I don't know if we would have been able to articulate this if our professor had taken the time to ask, but I do think, if he had taken the time to probe our response deeper, rather than getting frustrated with our lack of respect for one of the great canonical works, it might have served the discussion of how to respond to literature better. We might have arrived at an understanding about the way in which our response to literature is always relative to our experiences and therefore fluid and mutable. Instead, he gave up and moved on, possibly blaming, as Almond does in this article, the arrogance of youth for not taking as gospel those works anointed by their elders and paying rote homage to the stories included in the BASS collections.

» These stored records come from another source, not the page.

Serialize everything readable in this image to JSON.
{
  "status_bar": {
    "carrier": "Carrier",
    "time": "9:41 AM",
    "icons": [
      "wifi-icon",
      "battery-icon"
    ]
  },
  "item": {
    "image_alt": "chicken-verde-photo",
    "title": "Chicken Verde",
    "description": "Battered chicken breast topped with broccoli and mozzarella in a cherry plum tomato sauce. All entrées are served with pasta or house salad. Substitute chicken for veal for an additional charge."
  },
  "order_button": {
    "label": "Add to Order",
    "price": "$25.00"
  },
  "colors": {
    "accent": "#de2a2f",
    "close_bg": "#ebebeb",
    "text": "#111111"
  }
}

As the mother of a college student, I know that this current generation is one that values diversity of experience, complexity and interconnection in history, and a respect for the narratives of people unlike themselves. They have grown up with a multi-cultural, multi-narrative view of the world and the people who live within it. They do not ascribe to or even believe in the dominance of a single narrative or aesthetic and have, under the best of experiences, been exposed to literature that encompasses work from Africa and Asia as well as Europe and America – an aesthetic that is rarely given space within the pages of BASS (though it shows up more frequently in the Pushcart Prize anthologies, diversity in literature and the need for a more encompassing publishing aesthetic is a hotly debated topic at the moment). Had Almond taken the time to question and push them into a deeper awareness of their response, he might have gained an insight into their aesthetic and creative impulses and given them the opportunity to learn more about themselves as humans and writers. Instead, he takes the role of aggrieved elder, railing against the arrogance of youth, and wonders why they have no respect for those who are “better” than themselves.